Kinetic and Mechanistic Constraints on the Oxidation of Biogenic Uraninite by Ferrihydrite
journal contributionposted on 01.01.2010 by Matthew Ginder-Vogel, Brandy Stewart, Scott Fendorf
Any type of content formally published in an academic journal, usually following a peer-review process.

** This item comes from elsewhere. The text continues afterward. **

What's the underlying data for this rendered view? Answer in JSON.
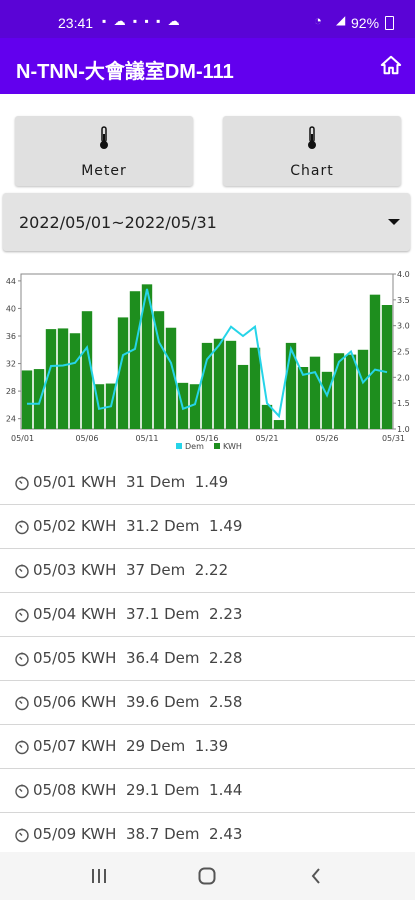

The oxidation state of uranium plays a major role in determining uranium mobility in the environment. Under anaerobic conditions, common metal respiring bacteria enzymatically reduce soluble U(VI) to U(IV), resulting in the formation of sparingly soluble UO2(bio) (biogenic uraninite). The stability of biologically precipitated uraninite is critical for determining the long-term fate of uranium and is not well characterized within soils and sediments. Here, we demonstrate that biogenic uraninite oxidation by ferrihydrite, an environmentally ubiquitous, disordered Fe(III) (hydr)oxide, appears to proceed through a soluble U(IV) intermediate and results in the concomitant production of Fe(II) and dissolved U(VI). Uraninite oxidation rates are accelerated under conditions that increase its solubility and decrease uraninite surface passivation, which include high bicarbonate concentration and pH values deviating from neutrality. Thus, our results demonstrate that UO2(bio) oxidation by Fe(III) (hydr)oxides is controlled by the rate of uraninite dissolution and that this process may limit uranium(IV) sequestration in the presence of Fe(III) (hydr)oxides.